'''

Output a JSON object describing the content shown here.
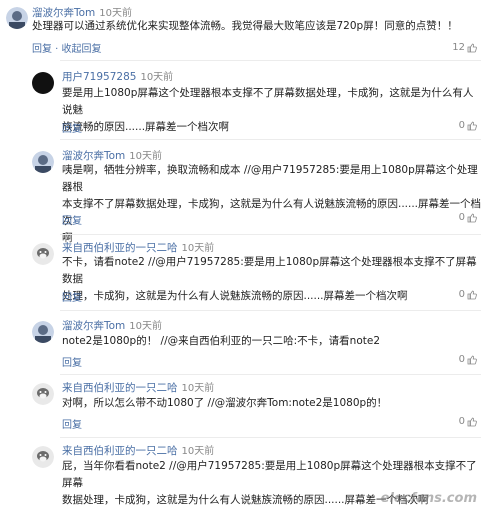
{
  "top": {
    "name": "溜波尔奔Tom",
    "time": "10天前",
    "text": "处理器可以通过系统优化来实现整体流畅。我觉得最大败笔应该是720p屏！同意的点赞！！",
    "reply": "回复",
    "collapse": "收起回复",
    "likes": "12"
  },
  "replies": [
    {
      "name": "用户71957285",
      "time": "10天前",
      "lines": [
        "要是用上1080p屏幕这个处理器根本支撑不了屏幕数据处理，卡成狗，这就是为什么有人说魅",
        "族流畅的原因......屏幕差一个档次啊"
      ],
      "reply": "回复",
      "likes": "0"
    },
    {
      "name": "溜波尔奔Tom",
      "time": "10天前",
      "lines": [
        "咦是啊，牺牲分辨率，换取流畅和成本 //@用户71957285:要是用上1080p屏幕这个处理器根",
        "本支撑不了屏幕数据处理，卡成狗，这就是为什么有人说魅族流畅的原因......屏幕差一个档次",
        "啊"
      ],
      "reply": "回复",
      "likes": "0"
    },
    {
      "name": "来自西伯利亚的一只二哈",
      "time": "10天前",
      "lines": [
        "不卡，请看note2 //@用户71957285:要是用上1080p屏幕这个处理器根本支撑不了屏幕数据",
        "处理，卡成狗，这就是为什么有人说魅族流畅的原因......屏幕差一个档次啊"
      ],
      "reply": "回复",
      "likes": "0"
    },
    {
      "name": "溜波尔奔Tom",
      "time": "10天前",
      "lines": [
        "note2是1080p的！ //@来自西伯利亚的一只二哈:不卡，请看note2"
      ],
      "reply": "回复",
      "likes": "0"
    },
    {
      "name": "来自西伯利亚的一只二哈",
      "time": "10天前",
      "lines": [
        "对啊，所以怎么带不动1080了 //@溜波尔奔Tom:note2是1080p的！"
      ],
      "reply": "回复",
      "likes": "0"
    },
    {
      "name": "来自西伯利亚的一只二哈",
      "time": "10天前",
      "lines": [
        "屁，当年你看看note2 //@用户71957285:要是用上1080p屏幕这个处理器根本支撑不了屏幕",
        "数据处理，卡成狗，这就是为什么有人说魅族流畅的原因......屏幕差一个档次啊"
      ],
      "reply": "回复",
      "likes": "0"
    }
  ],
  "watermark": "elecfans.com",
  "colors": {
    "link": "#4a6fa5",
    "meta": "#888888"
  },
  "icons": {
    "like": "thumbs-up-icon"
  }
}
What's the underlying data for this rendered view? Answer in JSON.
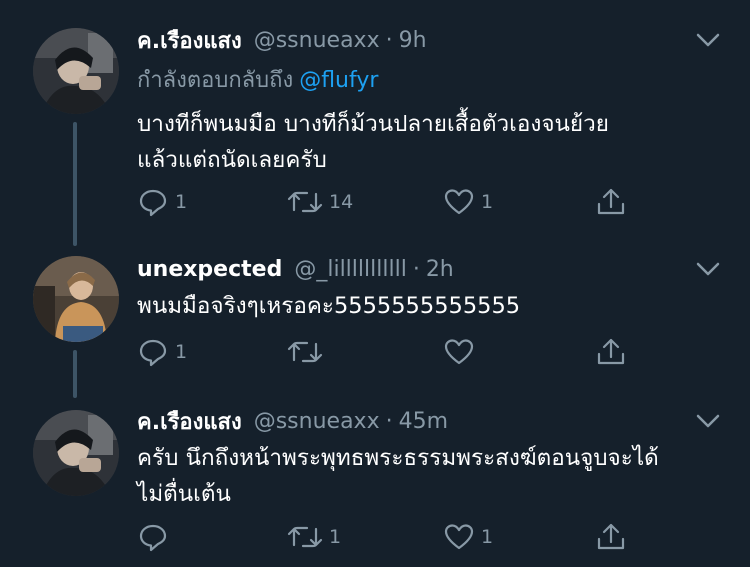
{
  "tweets": [
    {
      "name": "ค.เรืองแสง",
      "handle": "@ssnueaxx",
      "time": "9h",
      "replying_label": "กำลังตอบกลับถึง",
      "replying_to": "@flufyr",
      "text": "บางทีก็พนมมือ บางทีก็ม้วนปลายเสื้อตัวเองจนย้วย\nแล้วแต่ถนัดเลยครับ",
      "replies": "1",
      "retweets": "14",
      "likes": "1"
    },
    {
      "name": "unexpected",
      "handle": "@_lilllllllllll",
      "time": "2h",
      "text": "พนมมือจริงๆเหรอคะ5555555555555",
      "replies": "1",
      "retweets": "",
      "likes": ""
    },
    {
      "name": "ค.เรืองแสง",
      "handle": "@ssnueaxx",
      "time": "45m",
      "text": "ครับ นึกถึงหน้าพระพุทธพระธรรมพระสงฆ์ตอนจูบจะได้\nไม่ตื่นเต้น",
      "replies": "",
      "retweets": "1",
      "likes": "1"
    }
  ],
  "separator": "·",
  "icons": [
    "reply-icon",
    "retweet-icon",
    "like-icon",
    "share-icon",
    "chevron-down-icon"
  ],
  "colors": {
    "background": "#15202b",
    "secondary_text": "#8899a6",
    "link": "#1da1f2",
    "thread_line": "#3d5466"
  }
}
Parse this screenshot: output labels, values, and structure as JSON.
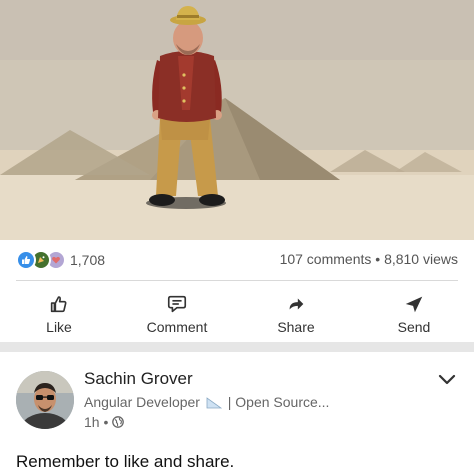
{
  "video": {
    "scene": "animated-character-pyramids"
  },
  "social": {
    "reaction_icons": [
      "like-icon",
      "celebrate-icon",
      "love-icon"
    ],
    "reaction_count": "1,708",
    "comments_views": "107 comments • 8,810 views"
  },
  "actions": [
    {
      "label": "Like",
      "icon": "thumbs-up-icon"
    },
    {
      "label": "Comment",
      "icon": "comment-icon"
    },
    {
      "label": "Share",
      "icon": "share-arrow-icon"
    },
    {
      "label": "Send",
      "icon": "send-icon"
    }
  ],
  "post": {
    "author": "Sachin Grover",
    "headline_a": "Angular Developer",
    "headline_b": "| Open Source...",
    "time": "1h •",
    "text": "Remember to like and share."
  },
  "colors": {
    "like_blue": "#378fe9",
    "celebrate_green": "#44712e",
    "text_dark": "#222222",
    "text_muted": "#666666"
  }
}
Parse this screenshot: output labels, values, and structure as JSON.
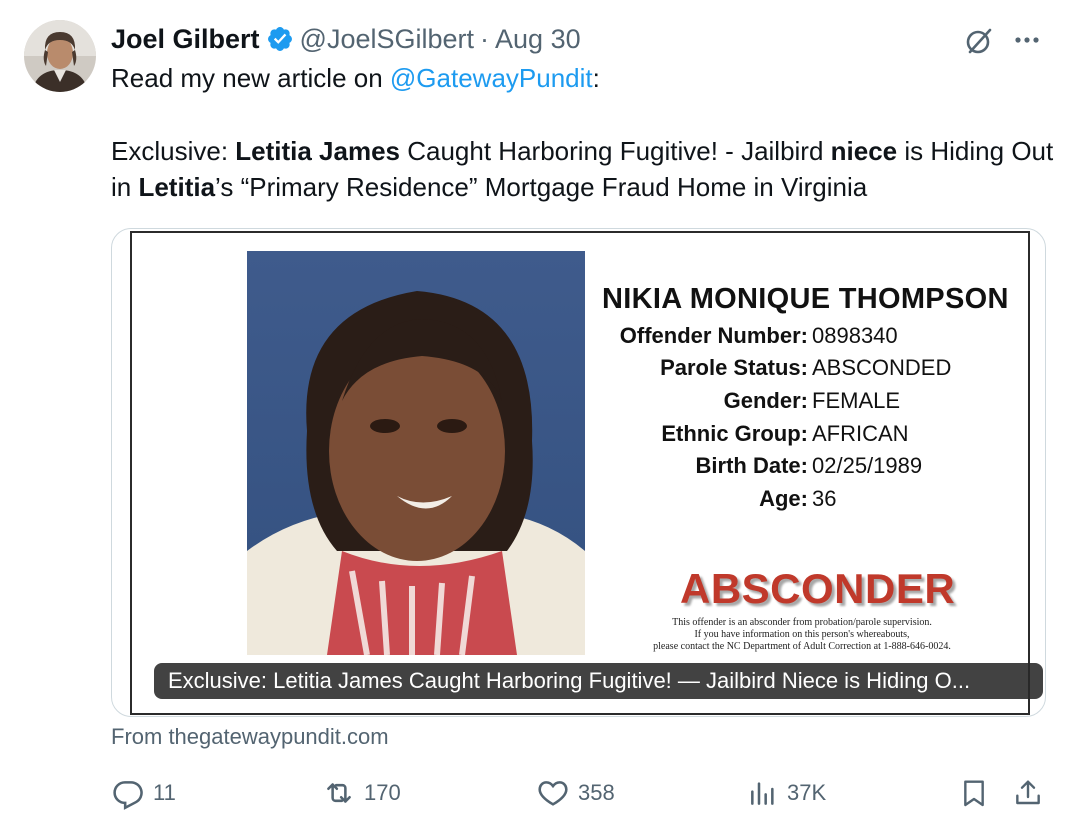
{
  "author": {
    "name": "Joel Gilbert",
    "handle": "@JoelSGilbert",
    "separator": "·",
    "date": "Aug 30"
  },
  "tweet": {
    "intro_before": "Read my new article on ",
    "intro_mention": "@GatewayPundit",
    "intro_after": ":",
    "headline_parts": [
      "Exclusive: ",
      "Letitia James",
      " Caught Harboring Fugitive! - Jailbird ",
      "niece",
      " is Hiding Out in ",
      "Letitia",
      "’s “Primary Residence” Mortgage Fraud Home in Virginia"
    ]
  },
  "card": {
    "offender_name": "NIKIA MONIQUE THOMPSON",
    "fields": [
      {
        "label": "Offender Number:",
        "value": "0898340"
      },
      {
        "label": "Parole Status:",
        "value": "ABSCONDED"
      },
      {
        "label": "Gender:",
        "value": "FEMALE"
      },
      {
        "label": "Ethnic Group:",
        "value": "AFRICAN"
      },
      {
        "label": "Birth Date:",
        "value": "02/25/1989"
      },
      {
        "label": "Age:",
        "value": "36"
      }
    ],
    "stamp": "ABSCONDER",
    "notice_lines": [
      "This offender is an absconder from probation/parole supervision.",
      "If you have information on this person's whereabouts,",
      "please contact the NC Department of Adult Correction at 1-888-646-0024."
    ],
    "caption": "Exclusive: Letitia James Caught Harboring Fugitive! — Jailbird Niece is Hiding O...",
    "source": "From thegatewaypundit.com"
  },
  "actions": {
    "replies": "11",
    "reposts": "170",
    "likes": "358",
    "views": "37K"
  },
  "colors": {
    "accent": "#1d9bf0",
    "secondary_text": "#536471",
    "stamp_red": "#c0392b"
  },
  "icons": [
    "verified-badge-icon",
    "grok-icon",
    "more-icon",
    "reply-icon",
    "retweet-icon",
    "like-icon",
    "views-icon",
    "bookmark-icon",
    "share-icon"
  ]
}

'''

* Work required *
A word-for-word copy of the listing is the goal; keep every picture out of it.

* Written response *
Output a JSON object describing the content shown here.
{
  "top": {
    "name": "溜波尔奔Tom",
    "time": "10天前",
    "text": "处理器可以通过系统优化来实现整体流畅。我觉得最大败笔应该是720p屏！同意的点赞！！",
    "reply": "回复",
    "collapse": "收起回复",
    "likes": "12"
  },
  "replies": [
    {
      "name": "用户71957285",
      "time": "10天前",
      "lines": [
        "要是用上1080p屏幕这个处理器根本支撑不了屏幕数据处理，卡成狗，这就是为什么有人说魅",
        "族流畅的原因......屏幕差一个档次啊"
      ],
      "reply": "回复",
      "likes": "0"
    },
    {
      "name": "溜波尔奔Tom",
      "time": "10天前",
      "lines": [
        "咦是啊，牺牲分辨率，换取流畅和成本 //@用户71957285:要是用上1080p屏幕这个处理器根",
        "本支撑不了屏幕数据处理，卡成狗，这就是为什么有人说魅族流畅的原因......屏幕差一个档次",
        "啊"
      ],
      "reply": "回复",
      "likes": "0"
    },
    {
      "name": "来自西伯利亚的一只二哈",
      "time": "10天前",
      "lines": [
        "不卡，请看note2 //@用户71957285:要是用上1080p屏幕这个处理器根本支撑不了屏幕数据",
        "处理，卡成狗，这就是为什么有人说魅族流畅的原因......屏幕差一个档次啊"
      ],
      "reply": "回复",
      "likes": "0"
    },
    {
      "name": "溜波尔奔Tom",
      "time": "10天前",
      "lines": [
        "note2是1080p的！ //@来自西伯利亚的一只二哈:不卡，请看note2"
      ],
      "reply": "回复",
      "likes": "0"
    },
    {
      "name": "来自西伯利亚的一只二哈",
      "time": "10天前",
      "lines": [
        "对啊，所以怎么带不动1080了 //@溜波尔奔Tom:note2是1080p的！"
      ],
      "reply": "回复",
      "likes": "0"
    },
    {
      "name": "来自西伯利亚的一只二哈",
      "time": "10天前",
      "lines": [
        "屁，当年你看看note2 //@用户71957285:要是用上1080p屏幕这个处理器根本支撑不了屏幕",
        "数据处理，卡成狗，这就是为什么有人说魅族流畅的原因......屏幕差一个档次啊"
      ],
      "reply": "回复",
      "likes": "0"
    }
  ],
  "watermark": "elecfans.com",
  "colors": {
    "link": "#4a6fa5",
    "meta": "#888888"
  },
  "icons": {
    "like": "thumbs-up-icon"
  }
}
What's the underlying data for this rendered view? Answer in JSON.
{
  "tweets": [
    {
      "name": "ค.เรืองแสง",
      "handle": "@ssnueaxx",
      "time": "9h",
      "replying_label": "กำลังตอบกลับถึง",
      "replying_to": "@flufyr",
      "text": "บางทีก็พนมมือ บางทีก็ม้วนปลายเสื้อตัวเองจนย้วย\nแล้วแต่ถนัดเลยครับ",
      "replies": "1",
      "retweets": "14",
      "likes": "1"
    },
    {
      "name": "unexpected",
      "handle": "@_lilllllllllll",
      "time": "2h",
      "text": "พนมมือจริงๆเหรอคะ5555555555555",
      "replies": "1",
      "retweets": "",
      "likes": ""
    },
    {
      "name": "ค.เรืองแสง",
      "handle": "@ssnueaxx",
      "time": "45m",
      "text": "ครับ นึกถึงหน้าพระพุทธพระธรรมพระสงฆ์ตอนจูบจะได้\nไม่ตื่นเต้น",
      "replies": "",
      "retweets": "1",
      "likes": "1"
    }
  ],
  "separator": "·",
  "icons": [
    "reply-icon",
    "retweet-icon",
    "like-icon",
    "share-icon",
    "chevron-down-icon"
  ],
  "colors": {
    "background": "#15202b",
    "secondary_text": "#8899a6",
    "link": "#1da1f2",
    "thread_line": "#3d5466"
  }
}
Parse this screenshot: output labels, values, and structure as JSON.
{
  "video": {
    "scene": "animated-character-pyramids"
  },
  "social": {
    "reaction_icons": [
      "like-icon",
      "celebrate-icon",
      "love-icon"
    ],
    "reaction_count": "1,708",
    "comments_views": "107 comments • 8,810 views"
  },
  "actions": [
    {
      "label": "Like",
      "icon": "thumbs-up-icon"
    },
    {
      "label": "Comment",
      "icon": "comment-icon"
    },
    {
      "label": "Share",
      "icon": "share-arrow-icon"
    },
    {
      "label": "Send",
      "icon": "send-icon"
    }
  ],
  "post": {
    "author": "Sachin Grover",
    "headline_a": "Angular Developer",
    "headline_b": "| Open Source...",
    "time": "1h •",
    "text": "Remember to like and share."
  },
  "colors": {
    "like_blue": "#378fe9",
    "celebrate_green": "#44712e",
    "text_dark": "#222222",
    "text_muted": "#666666"
  }
}
Parse this screenshot: output labels, values, and structure as JSON.
{
  "author": {
    "name": "Joel Gilbert",
    "handle": "@JoelSGilbert",
    "separator": "·",
    "date": "Aug 30"
  },
  "tweet": {
    "intro_before": "Read my new article on ",
    "intro_mention": "@GatewayPundit",
    "intro_after": ":",
    "headline_parts": [
      "Exclusive: ",
      "Letitia James",
      " Caught Harboring Fugitive! - Jailbird ",
      "niece",
      " is Hiding Out in ",
      "Letitia",
      "’s “Primary Residence” Mortgage Fraud Home in Virginia"
    ]
  },
  "card": {
    "offender_name": "NIKIA MONIQUE THOMPSON",
    "fields": [
      {
        "label": "Offender Number:",
        "value": "0898340"
      },
      {
        "label": "Parole Status:",
        "value": "ABSCONDED"
      },
      {
        "label": "Gender:",
        "value": "FEMALE"
      },
      {
        "label": "Ethnic Group:",
        "value": "AFRICAN"
      },
      {
        "label": "Birth Date:",
        "value": "02/25/1989"
      },
      {
        "label": "Age:",
        "value": "36"
      }
    ],
    "stamp": "ABSCONDER",
    "notice_lines": [
      "This offender is an absconder from probation/parole supervision.",
      "If you have information on this person's whereabouts,",
      "please contact the NC Department of Adult Correction at 1-888-646-0024."
    ],
    "caption": "Exclusive: Letitia James Caught Harboring Fugitive! — Jailbird Niece is Hiding O...",
    "source": "From thegatewaypundit.com"
  },
  "actions": {
    "replies": "11",
    "reposts": "170",
    "likes": "358",
    "views": "37K"
  },
  "colors": {
    "accent": "#1d9bf0",
    "secondary_text": "#536471",
    "stamp_red": "#c0392b"
  },
  "icons": [
    "verified-badge-icon",
    "grok-icon",
    "more-icon",
    "reply-icon",
    "retweet-icon",
    "like-icon",
    "views-icon",
    "bookmark-icon",
    "share-icon"
  ]
}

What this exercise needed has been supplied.